In honor of this gruesome anniversary, I will provide daily updates of what people were writing 20 years ago each day. Until it gets too depressing. Which might have already happened.
John Madden predicts Redskins victory
“It starts with RFK Stadium,” Madden was quoted saying in the Boston Herald. “It’s just a football stadium — no track, no baseball field, it’s not brand new, it doesn’t have a lot of luxury boxes or other fancy things. The fans make a lot of noise and they have a band that sits in the end zone. They have a fight song, they play outdoors on real grass, taking whatever the elements bring.
“They have a big old offensive line they call the Hogs. Even their skill guys are tough guys. Look at Gary Clark: shirttail hanging out, mouthpiece dangling. Every time he gets hit, he has to put his shoulder pads back in. It’s just a feeling you get at RFK that this is football as it should be played.”
Gibbs on the Posse
“Art is a rock, nothing shakes him up,” Joe Gibbs said, also in the Herald. “Ricky is always walking around patting people. You never have to worry about Ricky being upset. Gary is moody and up and down. Sometimes you catch him on a good day. Sometimes you catch him on a bad one.”

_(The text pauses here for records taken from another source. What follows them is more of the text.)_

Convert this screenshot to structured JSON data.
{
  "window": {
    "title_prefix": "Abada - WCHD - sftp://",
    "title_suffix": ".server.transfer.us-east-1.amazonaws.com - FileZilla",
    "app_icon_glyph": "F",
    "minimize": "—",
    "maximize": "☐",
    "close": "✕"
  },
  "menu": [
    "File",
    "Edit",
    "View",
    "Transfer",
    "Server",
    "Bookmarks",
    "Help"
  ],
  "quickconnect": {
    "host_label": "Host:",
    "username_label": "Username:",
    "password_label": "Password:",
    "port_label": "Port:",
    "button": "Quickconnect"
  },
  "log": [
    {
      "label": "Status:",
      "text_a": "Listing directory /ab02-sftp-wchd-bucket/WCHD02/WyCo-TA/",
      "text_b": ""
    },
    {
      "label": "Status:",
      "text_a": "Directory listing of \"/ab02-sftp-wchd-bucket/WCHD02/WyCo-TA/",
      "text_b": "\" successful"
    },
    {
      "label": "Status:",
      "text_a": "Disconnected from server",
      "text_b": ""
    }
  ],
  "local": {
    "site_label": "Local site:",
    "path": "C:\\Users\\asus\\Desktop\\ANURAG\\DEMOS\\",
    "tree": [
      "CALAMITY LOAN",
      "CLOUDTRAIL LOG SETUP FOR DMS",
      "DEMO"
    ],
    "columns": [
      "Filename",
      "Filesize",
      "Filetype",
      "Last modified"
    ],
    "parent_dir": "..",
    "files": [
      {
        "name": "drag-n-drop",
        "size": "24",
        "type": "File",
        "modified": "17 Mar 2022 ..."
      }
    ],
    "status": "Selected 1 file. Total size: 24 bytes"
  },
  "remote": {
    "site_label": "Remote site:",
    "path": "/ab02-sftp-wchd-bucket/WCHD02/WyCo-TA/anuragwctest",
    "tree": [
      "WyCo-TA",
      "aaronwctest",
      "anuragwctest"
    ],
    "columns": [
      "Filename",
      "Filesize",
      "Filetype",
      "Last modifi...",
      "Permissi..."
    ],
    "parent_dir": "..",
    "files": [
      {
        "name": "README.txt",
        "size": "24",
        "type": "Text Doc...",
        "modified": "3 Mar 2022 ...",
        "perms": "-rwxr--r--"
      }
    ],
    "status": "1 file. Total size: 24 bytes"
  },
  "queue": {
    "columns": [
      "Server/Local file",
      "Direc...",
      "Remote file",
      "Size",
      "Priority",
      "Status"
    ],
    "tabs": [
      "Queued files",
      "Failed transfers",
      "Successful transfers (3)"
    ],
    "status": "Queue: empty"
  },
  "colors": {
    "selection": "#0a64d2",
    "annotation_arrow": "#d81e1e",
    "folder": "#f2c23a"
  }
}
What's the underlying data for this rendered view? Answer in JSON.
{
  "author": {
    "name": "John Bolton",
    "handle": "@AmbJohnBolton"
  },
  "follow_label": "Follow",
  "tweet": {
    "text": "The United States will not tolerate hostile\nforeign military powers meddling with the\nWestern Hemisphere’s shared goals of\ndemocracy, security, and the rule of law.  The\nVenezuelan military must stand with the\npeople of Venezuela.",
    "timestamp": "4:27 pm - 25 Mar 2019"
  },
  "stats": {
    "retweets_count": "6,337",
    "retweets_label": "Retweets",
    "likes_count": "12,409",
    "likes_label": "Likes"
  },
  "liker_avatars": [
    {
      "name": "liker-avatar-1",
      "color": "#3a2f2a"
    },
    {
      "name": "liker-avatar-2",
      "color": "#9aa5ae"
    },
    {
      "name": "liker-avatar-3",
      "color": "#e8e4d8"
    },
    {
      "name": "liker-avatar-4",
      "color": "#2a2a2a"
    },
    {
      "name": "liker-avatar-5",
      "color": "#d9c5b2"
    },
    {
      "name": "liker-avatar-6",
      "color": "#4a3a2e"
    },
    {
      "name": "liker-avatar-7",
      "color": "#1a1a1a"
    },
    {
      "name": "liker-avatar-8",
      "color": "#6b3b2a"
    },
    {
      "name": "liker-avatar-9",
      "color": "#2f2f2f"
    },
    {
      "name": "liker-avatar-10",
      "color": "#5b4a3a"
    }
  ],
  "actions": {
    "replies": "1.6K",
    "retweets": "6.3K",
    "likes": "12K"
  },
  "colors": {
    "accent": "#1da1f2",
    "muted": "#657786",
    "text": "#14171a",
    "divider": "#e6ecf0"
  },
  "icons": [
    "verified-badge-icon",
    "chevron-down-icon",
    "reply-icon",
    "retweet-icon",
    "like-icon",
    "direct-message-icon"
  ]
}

Ernie Accorsi calls the Skins ‘flawless’
“When we’ve interviewed defensive coordinators for our head coaching job — and with two changes in the last few years, we’ve interviewed a lot of them — we ask which team they’ve faced has been most difficult to defend,” the then-Browns executive told the AP. “It’s almost unanimously Washington.
“They execute their system so perfectly. People take their offense other places. That’s a tribute. They’re so flawless, so balanced. Shut down the run, they’ll throw 350 yards on you. That’s a perfect team. They’re built to play anywhere, anytime.”
Theismann on Gibbs
“If he’s a stock, how much higher can he go?” said Theismann, then an ESPN analyst, in a call with reporters. “Where do you go when you’re at the top, when you’re the best in the game. Maybe lordship or sainthood?”
The Bandwagon departs
Then-Post sports editor George Solomon wrote a brief piece on the departure of Tony and friends. Quoting George:
A 33-foot recreational vehicle, the outside painted to create a real look for Washington Post columnist Tony Kornheiser’s mythical bandwagon, left Washington yesterday on its way to Minneapolis and Super Bowl XXVI....Washington Post executives, led by Candace Medd, director of circulation-marketing, suggested Kornheiser be driven to the Super Bowl in a “bandwagon type” vehicle.
“I think we’ve seized the moment,” Medd said. “The bandwagon is a fun column that snowballed.”
Joining Kornheiser for the 1,150-mile drive will be Jeanne McManus, The Post’s deputy sports editor who will supervise the newspaper’s Super Bowl coverage, and Norman Chad, a Kornheiser nemesis whose columns appear in The Post and Sports Illustrated.
Oh, to have live blogged from that RV.
Jack Kent Cooke’s legacy
“It’s the finest organization in professional sports,” Cooke told The Post in a massive A1 feature about the team’s front office. “There’s continuity and trust. Joe Gibbs and Charles Casserly simply put are at the top of their professions. I wouldn’t say I have absolute trust in them, but it’s pretty close....
“You get good people and you give them the things they need to succeed. That’s our formula, and the success here will continue long after I’m gone. My son John and his son John will continue the tradition of the Redskins. And if they don’t, heaven help them because I’ll be watching from below or above, wherever I happen to be.”